REQUIRED WORK. Report the number of lines in the material below that contain "JSON", without any other words.

DATASET RECORDS.
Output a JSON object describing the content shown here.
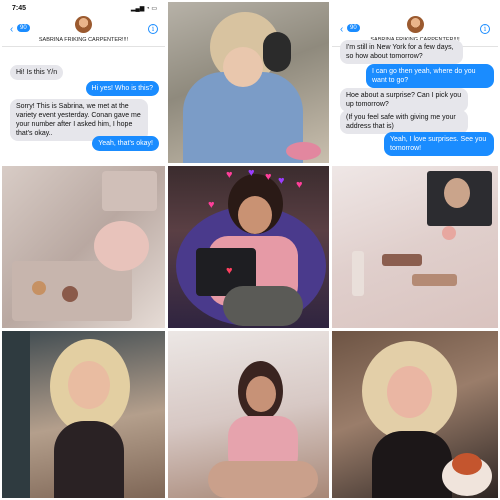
{
  "chat1": {
    "time": "7:45",
    "back_count": "90",
    "contact_name": "SABRINA FRIKING CARPENTER!!!!",
    "messages": [
      {
        "side": "in",
        "text": "Hi! Is this Y/n"
      },
      {
        "side": "out",
        "text": "Hi yes! Who is this?"
      },
      {
        "side": "in",
        "text": "Sorry! This is Sabrina, we met at the variety event yesterday. Conan gave me your number after I asked him, I hope that's okay.."
      },
      {
        "side": "out",
        "text": "Yeah, that's okay!"
      }
    ]
  },
  "chat2": {
    "back_count": "90",
    "contact_name": "SABRINA FRIKING CARPENTER!!!!",
    "messages": [
      {
        "side": "in",
        "text": "I'm still in New York for a few days, so how about tomorrow?"
      },
      {
        "side": "out",
        "text": "I can go then yeah, where do you want to go?"
      },
      {
        "side": "in",
        "text": "Hoe about a surprise? Can I pick you up tomorrow?"
      },
      {
        "side": "in",
        "text": "(If you feel safe with giving me your address that is)"
      },
      {
        "side": "out",
        "text": "Yeah, I love surprises. See you tomorrow!"
      }
    ]
  },
  "status_icons": "▂▄▆ ◔ ▭",
  "icons": {
    "back": "chevron-left-icon",
    "info": "info-icon",
    "heart": "heart-icon"
  },
  "heart_glyph": "♥",
  "colors": {
    "bubble_out": "#1a8cff",
    "bubble_in": "#e6e6eb",
    "accent_pink": "#ff3e9a",
    "accent_purple": "#9b3dff"
  }
}
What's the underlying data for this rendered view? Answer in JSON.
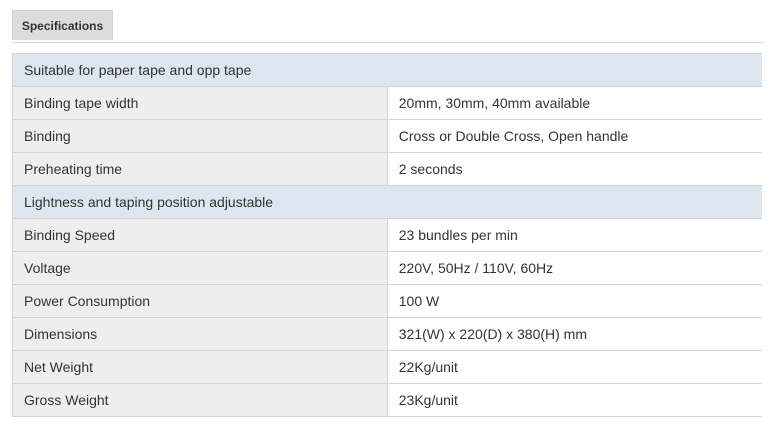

SOLVED EXERCISE. 2